"It's still an uncertain scenario, without a positive conclusion coming to light for local financial markets," said a Rio de Janeiro-based trader.
The Bovespa index was down 1.7 percent in late morning trade, after falling almost 3 percent earlier in the session.
Among the biggest losers on the index was food processor BRF SA, which shed some 5.4 percent, after China said it was slapping anti-dumping measures on Brazilian chicken.
Shares in state-run electricity company Centrais Eletricas Brasileiras SA, commonly known as Eletrobras, fell 5.3 percent amid ongoing setbacks to a privatization program that now seems almost certain to be left to the next government.
Preferred shares in Petrobras were down 4 percent after analysts at UBS downgraded the state-controlled oil company to "neutral" from "buy," saying the "phoenix ... (had fallen) back down to the earth." Brazil's currency, however, jumped 3.4 percent on Friday, rebounding from losses of up to 3 percent on Thursday and 19 percent since February.

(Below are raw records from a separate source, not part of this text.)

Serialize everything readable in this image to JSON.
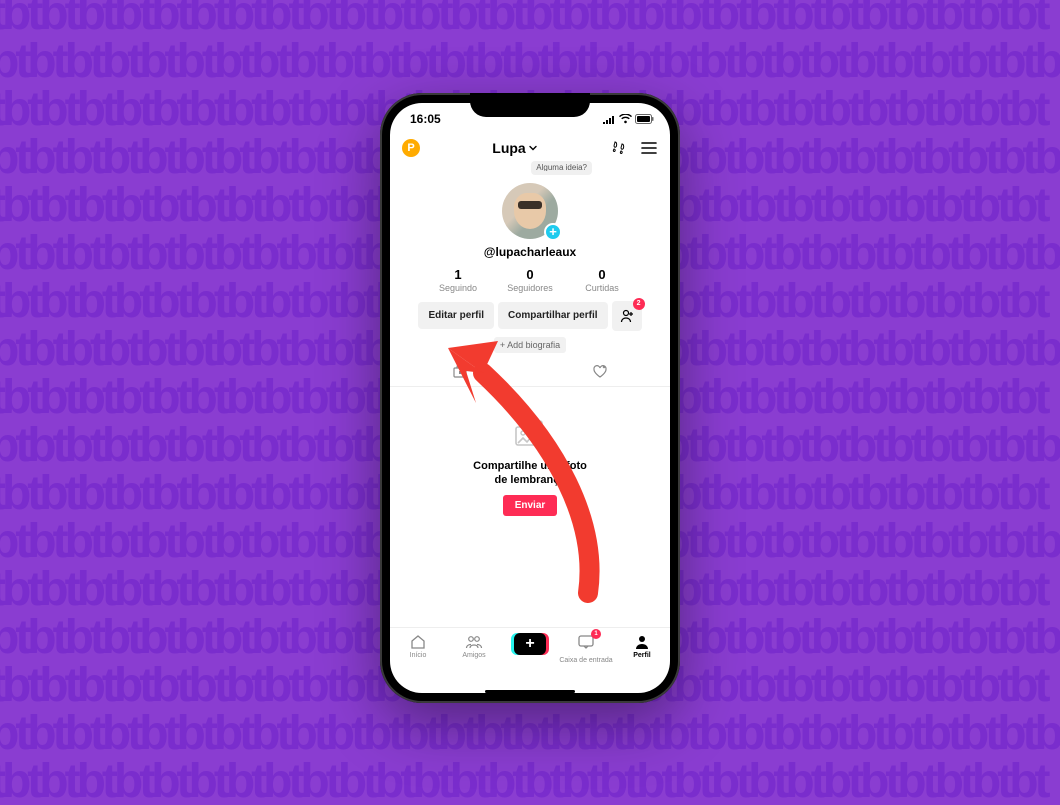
{
  "status": {
    "time": "16:05"
  },
  "header": {
    "badge_letter": "P",
    "title": "Lupa"
  },
  "profile": {
    "tooltip": "Alguma ideia?",
    "handle": "@lupacharleaux"
  },
  "stats": {
    "following": {
      "num": "1",
      "label": "Seguindo"
    },
    "followers": {
      "num": "0",
      "label": "Seguidores"
    },
    "likes": {
      "num": "0",
      "label": "Curtidas"
    }
  },
  "actions": {
    "edit": "Editar perfil",
    "share": "Compartilhar perfil",
    "add_friends_badge": "2",
    "add_bio": "+ Add biografia"
  },
  "empty": {
    "title": "Compartilhe uma foto de lembrança",
    "button": "Enviar"
  },
  "nav": {
    "home": "Início",
    "friends": "Amigos",
    "inbox": "Caixa de entrada",
    "inbox_badge": "1",
    "profile": "Perfil"
  }
}
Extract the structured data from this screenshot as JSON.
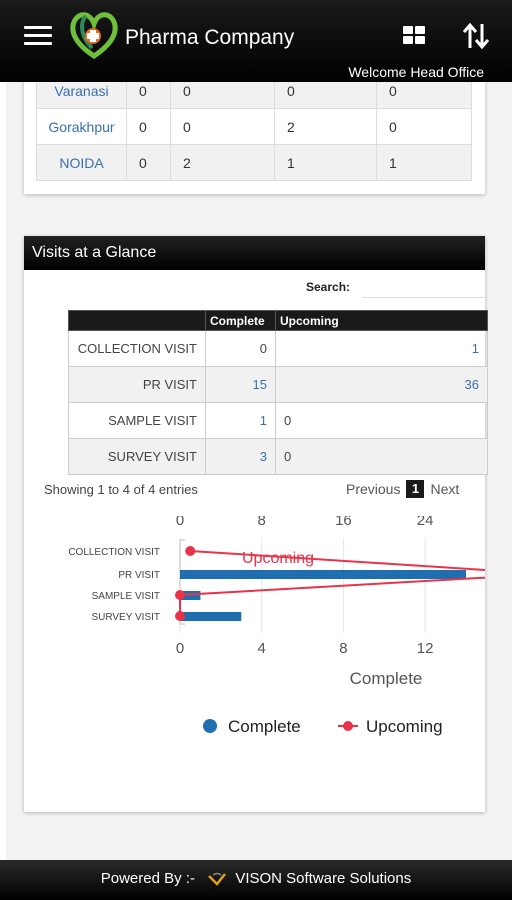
{
  "header": {
    "title": "Pharma Company",
    "welcome": "Welcome Head Office",
    "icons": [
      "menu-icon",
      "logo",
      "grid-icon",
      "sort-icon"
    ],
    "background": "#000000"
  },
  "city_table": {
    "rows": [
      {
        "city": "Varanasi",
        "v1": "0",
        "v2": "0",
        "v3": "0",
        "v4": "0"
      },
      {
        "city": "Gorakhpur",
        "v1": "0",
        "v2": "0",
        "v3": "2",
        "v4": "0"
      },
      {
        "city": "NOIDA",
        "v1": "0",
        "v2": "2",
        "v3": "1",
        "v4": "1"
      }
    ]
  },
  "visits": {
    "title": "Visits at a Glance",
    "search_label": "Search:",
    "search_value": "",
    "columns": [
      "",
      "Complete",
      "Upcoming"
    ],
    "rows": [
      {
        "name": "COLLECTION VISIT",
        "complete": "0",
        "upcoming": "1"
      },
      {
        "name": "PR VISIT",
        "complete": "15",
        "upcoming": "36"
      },
      {
        "name": "SAMPLE VISIT",
        "complete": "1",
        "upcoming": "0"
      },
      {
        "name": "SURVEY VISIT",
        "complete": "3",
        "upcoming": "0"
      }
    ],
    "showing": "Showing 1 to 4 of 4 entries",
    "pager": {
      "previous": "Previous",
      "page": "1",
      "next": "Next"
    }
  },
  "chart_data": {
    "type": "bar",
    "categories": [
      "COLLECTION VISIT",
      "PR VISIT",
      "SAMPLE VISIT",
      "SURVEY VISIT"
    ],
    "series": [
      {
        "name": "Complete",
        "type": "bar",
        "axis": "bottom",
        "values": [
          0,
          15,
          1,
          3
        ],
        "color": "#1f6fb0"
      },
      {
        "name": "Upcoming",
        "type": "line",
        "axis": "top",
        "values": [
          1,
          36,
          0,
          0
        ],
        "color": "#e8334a"
      }
    ],
    "top_axis": {
      "label": "Upcoming",
      "ticks": [
        "0",
        "8",
        "16",
        "24"
      ],
      "range": [
        0,
        28
      ]
    },
    "bottom_axis": {
      "label": "Complete",
      "ticks": [
        "0",
        "4",
        "8",
        "12"
      ],
      "range": [
        0,
        14
      ]
    },
    "annotation": "Upcoming",
    "legend": [
      "Complete",
      "Upcoming"
    ],
    "legend_position": "bottom"
  },
  "footer": {
    "prefix": "Powered By :-",
    "company": "VISON Software Solutions"
  }
}
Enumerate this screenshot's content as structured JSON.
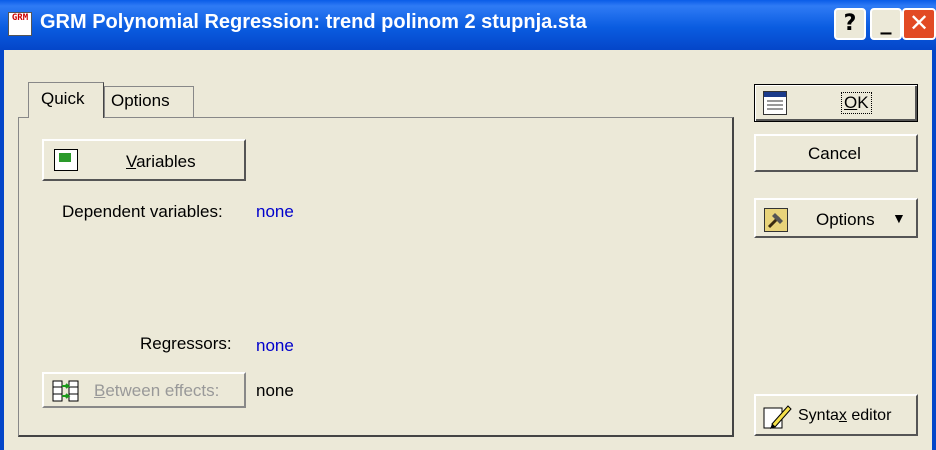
{
  "window": {
    "title": "GRM Polynomial Regression: trend polinom 2 stupnja.sta",
    "app_icon_text": "GRM",
    "help_glyph": "?",
    "minimize_glyph": "_",
    "close_glyph": "✕"
  },
  "tabs": [
    {
      "label": "Quick",
      "active": true
    },
    {
      "label": "Options",
      "active": false
    }
  ],
  "quick": {
    "variables_button": {
      "mnemonic": "V",
      "rest": "ariables"
    },
    "dependent_label": "Dependent variables:",
    "dependent_value": "none",
    "regressors_label": "Regressors:",
    "regressors_value": "none",
    "between_button": {
      "mnemonic": "B",
      "rest": "etween effects:",
      "enabled": false
    },
    "between_value": "none"
  },
  "side_buttons": {
    "ok": {
      "mnemonic": "O",
      "rest": "K"
    },
    "cancel": "Cancel",
    "options": "Options",
    "options_arrow": "▼",
    "syntax": {
      "before": "Synta",
      "mnemonic": "x",
      "after": " editor"
    }
  },
  "colors": {
    "titlebar": "#0a5ce0",
    "value_text": "#0000cc",
    "dialog_bg": "#ece9d8"
  }
}
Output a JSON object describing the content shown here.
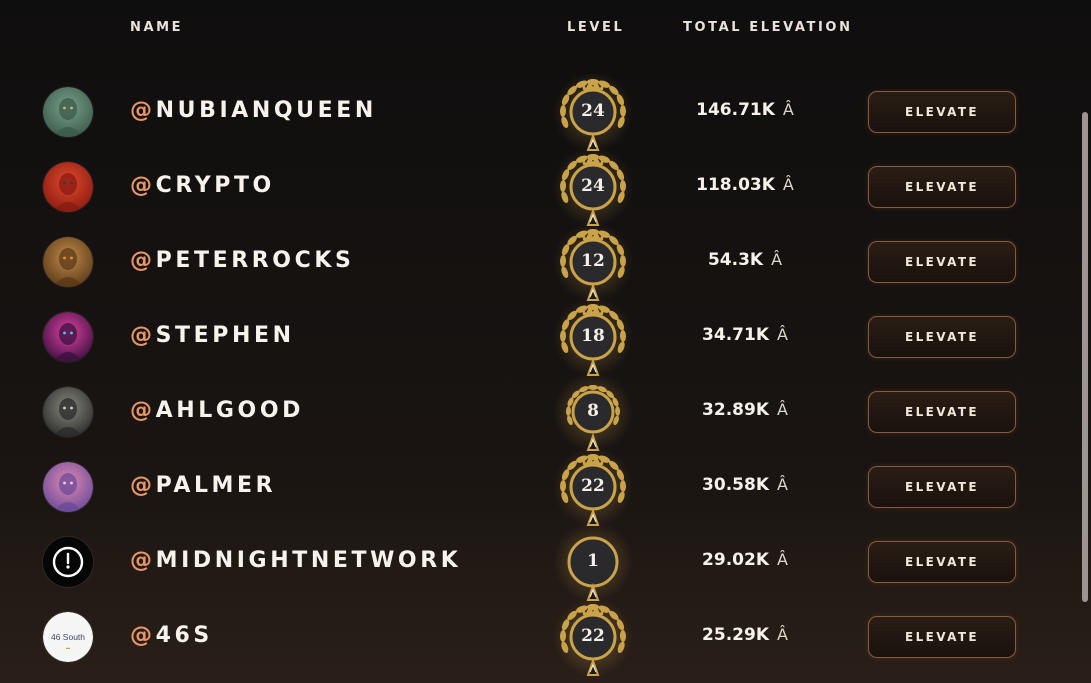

The currency was supported by multiple statements from Brazilian central bank chief Ilan Goldfajn on Thursday and Friday, saying that the bank would offer up to $20 billion in currency swaps and ensure liquidity in the currency and interest rate markets.
In neighboring Argentina, the peso fell sharply against the dollar after the country signed a $50 billion standby financing arrangement with the International Monetary Fund, causing the central bank to abandon its spirited defense of the currency.
"I think (the) USD/ARS upward trend should remain intact," said Win Thin, Global Head of Emerging Market Currency Strategy at Brown Brothers Harriman in New York.
"Once the IMF deal was reached in principle, I'm sure that Argentina was asked to take FX intervention off the table. Last thing the IMF wants to see is its program money burned away by FX intervention, and so the peso needs to find its equilibrium level somewhere north of 25." The Argentine peso was down 2 percent at 25.5 per dollar in midday trade while the Mexican peso was down 0.4 percent at 20.56 per dollar.
Key Latin American stock indexes and currencies at 1454 GMT: Stock indexes Latest Daily YTD pct pct change change MSCI Emerging Markets 1,133.26 -1.43 -0.76 MSCI LatAm 2,452.36 0.12 -13.39 Brazil Bovespa 72,627.80 -1.66 -4.94 Mexico IPC 45,457.48 -0.04 -7.90 Chile IPSA 5,457.46 -0.19 -1.93 Chile IGPA 27,646.18 -0.08 -1.20 Argentina MerVal 30,852.93 2.24 2.62 Colombia IGBC 12,251.93 -0.09 7.75 Venezuela IBC 40,372.64 1.28 3,096.21 Currencies Latest Daily YTD pct pct change change Brazil real 3.7933 3.42 -12.65 Mexico peso 20.5645 -0.39 -4.21 Chile peso 630.8 -0.02 -2.56 Colombia peso 2,852.3 -0.18 4.55 Peru sol 3.264 -0.03 -0.83 Argentina peso 25.5000 -2.02 -27.06 (interbank) Argentina peso 25.65 -0.39 -25.03 (parallel) (Reporting by Gram Slattery; additional reporting by Paula Arend Laier in Sao Paulo and Rodrigo Campos in New York, editing by G Crosse)